*** LISTED ENTRIES ***
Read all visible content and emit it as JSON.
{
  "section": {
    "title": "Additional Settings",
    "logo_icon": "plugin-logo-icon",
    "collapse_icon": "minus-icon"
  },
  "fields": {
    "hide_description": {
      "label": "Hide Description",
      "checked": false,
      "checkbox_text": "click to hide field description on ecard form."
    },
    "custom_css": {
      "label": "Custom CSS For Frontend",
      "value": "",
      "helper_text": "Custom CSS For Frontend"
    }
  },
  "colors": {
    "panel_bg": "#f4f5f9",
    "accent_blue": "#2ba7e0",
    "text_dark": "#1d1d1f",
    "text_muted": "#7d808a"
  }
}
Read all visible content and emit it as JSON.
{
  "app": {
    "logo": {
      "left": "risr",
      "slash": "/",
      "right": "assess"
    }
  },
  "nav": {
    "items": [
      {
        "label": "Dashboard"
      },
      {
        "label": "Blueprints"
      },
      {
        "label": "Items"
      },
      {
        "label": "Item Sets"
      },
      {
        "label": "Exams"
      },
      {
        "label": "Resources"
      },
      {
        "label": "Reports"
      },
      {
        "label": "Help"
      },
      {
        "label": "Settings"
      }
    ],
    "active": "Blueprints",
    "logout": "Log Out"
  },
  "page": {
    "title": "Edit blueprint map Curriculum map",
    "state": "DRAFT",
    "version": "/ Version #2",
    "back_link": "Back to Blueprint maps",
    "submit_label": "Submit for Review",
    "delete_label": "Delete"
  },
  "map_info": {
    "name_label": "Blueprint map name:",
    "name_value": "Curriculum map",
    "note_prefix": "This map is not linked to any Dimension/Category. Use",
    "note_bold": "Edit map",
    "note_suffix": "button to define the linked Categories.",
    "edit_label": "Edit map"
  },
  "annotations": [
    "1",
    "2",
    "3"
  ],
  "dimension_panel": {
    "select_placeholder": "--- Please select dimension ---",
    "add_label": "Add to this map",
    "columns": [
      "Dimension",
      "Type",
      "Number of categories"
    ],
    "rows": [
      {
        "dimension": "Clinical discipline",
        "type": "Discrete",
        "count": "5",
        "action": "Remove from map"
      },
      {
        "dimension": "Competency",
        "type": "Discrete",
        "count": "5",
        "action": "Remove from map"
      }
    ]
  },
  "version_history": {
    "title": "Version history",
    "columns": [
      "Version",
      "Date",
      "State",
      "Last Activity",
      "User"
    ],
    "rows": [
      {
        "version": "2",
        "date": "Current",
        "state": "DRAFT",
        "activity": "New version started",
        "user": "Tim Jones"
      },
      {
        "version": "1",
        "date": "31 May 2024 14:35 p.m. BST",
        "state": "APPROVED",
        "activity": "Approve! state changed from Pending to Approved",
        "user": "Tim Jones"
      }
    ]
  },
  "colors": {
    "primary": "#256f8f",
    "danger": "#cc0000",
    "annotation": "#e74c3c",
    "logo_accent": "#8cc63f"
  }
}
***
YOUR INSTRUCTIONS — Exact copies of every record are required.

ANSWER SECTION —
Read all visible content and emit it as JSON.
{
  "section": {
    "title": "Additional Settings",
    "logo_icon": "plugin-logo-icon",
    "collapse_icon": "minus-icon"
  },
  "fields": {
    "hide_description": {
      "label": "Hide Description",
      "checked": false,
      "checkbox_text": "click to hide field description on ecard form."
    },
    "custom_css": {
      "label": "Custom CSS For Frontend",
      "value": "",
      "helper_text": "Custom CSS For Frontend"
    }
  },
  "colors": {
    "panel_bg": "#f4f5f9",
    "accent_blue": "#2ba7e0",
    "text_dark": "#1d1d1f",
    "text_muted": "#7d808a"
  }
}
Read all visible content and emit it as JSON.
{
  "app": {
    "logo": {
      "left": "risr",
      "slash": "/",
      "right": "assess"
    }
  },
  "nav": {
    "items": [
      {
        "label": "Dashboard"
      },
      {
        "label": "Blueprints"
      },
      {
        "label": "Items"
      },
      {
        "label": "Item Sets"
      },
      {
        "label": "Exams"
      },
      {
        "label": "Resources"
      },
      {
        "label": "Reports"
      },
      {
        "label": "Help"
      },
      {
        "label": "Settings"
      }
    ],
    "active": "Blueprints",
    "logout": "Log Out"
  },
  "page": {
    "title": "Edit blueprint map Curriculum map",
    "state": "DRAFT",
    "version": "/ Version #2",
    "back_link": "Back to Blueprint maps",
    "submit_label": "Submit for Review",
    "delete_label": "Delete"
  },
  "map_info": {
    "name_label": "Blueprint map name:",
    "name_value": "Curriculum map",
    "note_prefix": "This map is not linked to any Dimension/Category. Use",
    "note_bold": "Edit map",
    "note_suffix": "button to define the linked Categories.",
    "edit_label": "Edit map"
  },
  "annotations": [
    "1",
    "2",
    "3"
  ],
  "dimension_panel": {
    "select_placeholder": "--- Please select dimension ---",
    "add_label": "Add to this map",
    "columns": [
      "Dimension",
      "Type",
      "Number of categories"
    ],
    "rows": [
      {
        "dimension": "Clinical discipline",
        "type": "Discrete",
        "count": "5",
        "action": "Remove from map"
      },
      {
        "dimension": "Competency",
        "type": "Discrete",
        "count": "5",
        "action": "Remove from map"
      }
    ]
  },
  "version_history": {
    "title": "Version history",
    "columns": [
      "Version",
      "Date",
      "State",
      "Last Activity",
      "User"
    ],
    "rows": [
      {
        "version": "2",
        "date": "Current",
        "state": "DRAFT",
        "activity": "New version started",
        "user": "Tim Jones"
      },
      {
        "version": "1",
        "date": "31 May 2024 14:35 p.m. BST",
        "state": "APPROVED",
        "activity": "Approve! state changed from Pending to Approved",
        "user": "Tim Jones"
      }
    ]
  },
  "colors": {
    "primary": "#256f8f",
    "danger": "#cc0000",
    "annotation": "#e74c3c",
    "logo_accent": "#8cc63f"
  }
}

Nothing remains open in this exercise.